Wooded Swamps
These areas are usually dominated by red maple, black willow, sour gum, sweetbay magnolia and occasionally, pitch pine.
Their spreading root mats create a stable surface over much of the swamp, and shrub growth is scattered and varied. Cinnamon fern and netvein chainfern occur, and familiar herbaceous plants include jewelweed, bur-reed, rattlebox and on the richest sites, skunk cabbage.
Shrub Swamps
These are characterized by conditions which do not permit the growth of red maple of other large trees. Such sites usually exist between wooded swamps and tidal marshes, or at the head of freshwater ponds and lowland basins. Acidity is most likely a factor determining plant diversity. Sweetbay magnolia is the tallest species on acidic sites surrounded by silty soils. The dense shrub layer of these swamps contains many attractive species, including smooth winterberry, smooth alder, swamp rose, blackberry, highbush blueberry, swamp azalea, buttonbush and arrowwood.
Numerous species of birds find abundant food, shelter and nesting sites amid the thick vegetation of the swamp. Migrating birds, especially warblers abound here.

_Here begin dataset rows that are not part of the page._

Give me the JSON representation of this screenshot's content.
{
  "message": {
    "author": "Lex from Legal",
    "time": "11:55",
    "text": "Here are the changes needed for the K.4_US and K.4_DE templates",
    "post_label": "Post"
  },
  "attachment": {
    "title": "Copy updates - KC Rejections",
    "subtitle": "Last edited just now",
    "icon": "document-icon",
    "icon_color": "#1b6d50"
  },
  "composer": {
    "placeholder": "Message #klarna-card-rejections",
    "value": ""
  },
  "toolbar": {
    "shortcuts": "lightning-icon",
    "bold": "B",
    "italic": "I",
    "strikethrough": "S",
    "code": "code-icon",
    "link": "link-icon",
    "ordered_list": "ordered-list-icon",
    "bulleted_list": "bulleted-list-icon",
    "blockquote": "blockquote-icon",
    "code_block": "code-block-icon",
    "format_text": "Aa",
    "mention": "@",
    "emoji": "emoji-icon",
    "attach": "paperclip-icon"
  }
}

Amphibians are numerous, the familiar sound of spring peepers marking the end of winter.